Did the Supreme Court Just Close the Door on Eastern District of Texas Patent Plaintiffs?
By Jo Dale Carothers
For over 25 years, the Court of Appeals for the Federal Circuit and the United States district courts have interpreted the patent venue statute 28 U.S.C. §1400(b) to allow plaintiffs to bring patent infringement cases against a corporation in any district court where there is personal jurisdiction over that corporate defendant. The U.S. Supreme Court just overturned that interpretation in TC Heartland v. Kraft Foods.
By: James Kachmar
“I googled it …” has become ubiquitous in every day conversation. Many of us refer to “googling” as the act of searching the internet regardless of whether we use the Google search engine to do so. But has our everyday use of the verb “googling” rendered the Google trademark unprotectable? “Nope,” said the Ninth Circuit in the recent case of Elliott v. Google, Inc., decided May 16,
Reassessing Contractual Jury Waivers Under Rincon EV Realty LLC v. CP III Rincon Towers, Inc.
By Darrell P. White

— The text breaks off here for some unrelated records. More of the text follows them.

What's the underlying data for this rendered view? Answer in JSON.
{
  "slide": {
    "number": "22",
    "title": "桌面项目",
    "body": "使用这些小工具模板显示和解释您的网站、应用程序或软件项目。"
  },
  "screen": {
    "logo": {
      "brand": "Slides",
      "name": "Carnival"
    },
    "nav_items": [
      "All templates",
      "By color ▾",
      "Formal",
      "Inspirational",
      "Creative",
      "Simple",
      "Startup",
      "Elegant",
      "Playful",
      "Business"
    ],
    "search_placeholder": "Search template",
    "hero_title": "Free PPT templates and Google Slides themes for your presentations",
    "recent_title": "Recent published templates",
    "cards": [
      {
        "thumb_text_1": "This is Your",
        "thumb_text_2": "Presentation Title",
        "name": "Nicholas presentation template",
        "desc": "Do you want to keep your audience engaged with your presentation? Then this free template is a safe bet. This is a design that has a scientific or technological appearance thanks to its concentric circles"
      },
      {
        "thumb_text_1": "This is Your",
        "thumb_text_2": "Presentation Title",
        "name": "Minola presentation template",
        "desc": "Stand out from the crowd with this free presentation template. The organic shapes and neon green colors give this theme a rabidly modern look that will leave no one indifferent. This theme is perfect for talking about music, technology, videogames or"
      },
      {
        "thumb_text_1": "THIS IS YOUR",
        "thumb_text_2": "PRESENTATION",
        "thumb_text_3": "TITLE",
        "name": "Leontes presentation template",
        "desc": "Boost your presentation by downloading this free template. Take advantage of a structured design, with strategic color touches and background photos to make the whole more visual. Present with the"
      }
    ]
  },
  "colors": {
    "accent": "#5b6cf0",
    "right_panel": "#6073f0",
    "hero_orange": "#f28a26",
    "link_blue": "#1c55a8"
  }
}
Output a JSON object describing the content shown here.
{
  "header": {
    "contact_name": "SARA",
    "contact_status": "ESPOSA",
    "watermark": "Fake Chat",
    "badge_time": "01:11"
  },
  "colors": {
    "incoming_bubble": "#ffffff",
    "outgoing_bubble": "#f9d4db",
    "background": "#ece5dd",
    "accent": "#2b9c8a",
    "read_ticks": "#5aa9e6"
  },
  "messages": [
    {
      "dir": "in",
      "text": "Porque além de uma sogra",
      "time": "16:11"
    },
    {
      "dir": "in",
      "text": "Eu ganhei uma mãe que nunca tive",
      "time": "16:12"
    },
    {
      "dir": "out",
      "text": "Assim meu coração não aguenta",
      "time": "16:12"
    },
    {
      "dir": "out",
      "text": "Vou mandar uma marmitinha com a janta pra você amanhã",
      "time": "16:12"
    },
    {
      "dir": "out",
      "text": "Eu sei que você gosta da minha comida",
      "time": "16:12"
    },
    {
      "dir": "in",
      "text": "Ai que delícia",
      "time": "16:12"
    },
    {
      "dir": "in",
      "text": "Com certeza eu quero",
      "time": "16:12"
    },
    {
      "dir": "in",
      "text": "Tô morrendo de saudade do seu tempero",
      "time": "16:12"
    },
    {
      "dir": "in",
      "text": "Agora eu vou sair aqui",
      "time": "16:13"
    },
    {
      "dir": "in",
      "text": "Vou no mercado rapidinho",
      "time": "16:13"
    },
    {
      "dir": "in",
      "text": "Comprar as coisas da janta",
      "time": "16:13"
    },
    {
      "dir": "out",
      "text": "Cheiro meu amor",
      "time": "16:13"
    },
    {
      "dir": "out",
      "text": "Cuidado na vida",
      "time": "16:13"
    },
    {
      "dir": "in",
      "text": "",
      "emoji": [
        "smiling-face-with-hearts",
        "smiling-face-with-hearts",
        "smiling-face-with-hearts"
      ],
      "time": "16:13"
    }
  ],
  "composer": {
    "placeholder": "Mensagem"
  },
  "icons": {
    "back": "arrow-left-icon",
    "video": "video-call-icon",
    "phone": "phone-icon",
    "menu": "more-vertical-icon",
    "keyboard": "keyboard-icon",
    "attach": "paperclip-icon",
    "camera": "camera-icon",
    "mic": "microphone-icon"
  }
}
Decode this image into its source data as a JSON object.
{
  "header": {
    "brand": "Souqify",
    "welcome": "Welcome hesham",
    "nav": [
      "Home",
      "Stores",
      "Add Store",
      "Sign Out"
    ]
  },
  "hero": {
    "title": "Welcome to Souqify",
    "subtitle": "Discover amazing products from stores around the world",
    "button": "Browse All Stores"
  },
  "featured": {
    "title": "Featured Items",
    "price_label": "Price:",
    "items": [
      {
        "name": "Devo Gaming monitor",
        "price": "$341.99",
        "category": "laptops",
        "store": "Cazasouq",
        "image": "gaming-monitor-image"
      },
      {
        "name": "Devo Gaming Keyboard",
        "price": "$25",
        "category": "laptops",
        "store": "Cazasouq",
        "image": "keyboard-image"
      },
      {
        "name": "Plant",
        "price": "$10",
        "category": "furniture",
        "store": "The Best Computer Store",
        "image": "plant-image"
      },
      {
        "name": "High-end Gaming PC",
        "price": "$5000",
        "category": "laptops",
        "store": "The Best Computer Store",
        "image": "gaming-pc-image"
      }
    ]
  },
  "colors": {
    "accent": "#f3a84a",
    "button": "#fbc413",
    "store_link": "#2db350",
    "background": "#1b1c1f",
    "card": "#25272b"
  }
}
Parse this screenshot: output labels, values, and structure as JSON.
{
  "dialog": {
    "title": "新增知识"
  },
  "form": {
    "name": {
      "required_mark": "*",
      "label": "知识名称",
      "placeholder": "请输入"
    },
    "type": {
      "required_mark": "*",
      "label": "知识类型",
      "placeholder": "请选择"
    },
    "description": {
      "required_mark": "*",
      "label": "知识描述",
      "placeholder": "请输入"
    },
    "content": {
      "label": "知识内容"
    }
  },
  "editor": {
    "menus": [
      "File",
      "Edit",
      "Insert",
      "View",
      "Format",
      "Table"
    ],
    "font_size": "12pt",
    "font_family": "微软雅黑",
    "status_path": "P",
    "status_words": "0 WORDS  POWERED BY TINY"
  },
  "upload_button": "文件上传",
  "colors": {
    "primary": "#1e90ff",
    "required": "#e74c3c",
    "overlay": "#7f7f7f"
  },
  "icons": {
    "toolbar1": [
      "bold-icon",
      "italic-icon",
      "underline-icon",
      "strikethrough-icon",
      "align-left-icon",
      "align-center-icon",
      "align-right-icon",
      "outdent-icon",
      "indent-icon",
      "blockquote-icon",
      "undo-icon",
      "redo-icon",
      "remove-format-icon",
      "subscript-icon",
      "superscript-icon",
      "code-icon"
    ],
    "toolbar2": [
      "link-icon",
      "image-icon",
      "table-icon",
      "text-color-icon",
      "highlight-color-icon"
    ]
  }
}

Orange County is a hotbed for development and real estate. Lenders work hand-in-hand with real estate professional to make these deals happen. When using out-of-state financing, contractual jury waivers are commonplace. Under such terms, the parties essentially agree that any dispute will not be tried to a jury, but instead, the court (i.e. “bench” trial). However, a recent decision from the California Court of Appeal may have far reaching implications regarding the enforceability of jury waiver provisions in California courts.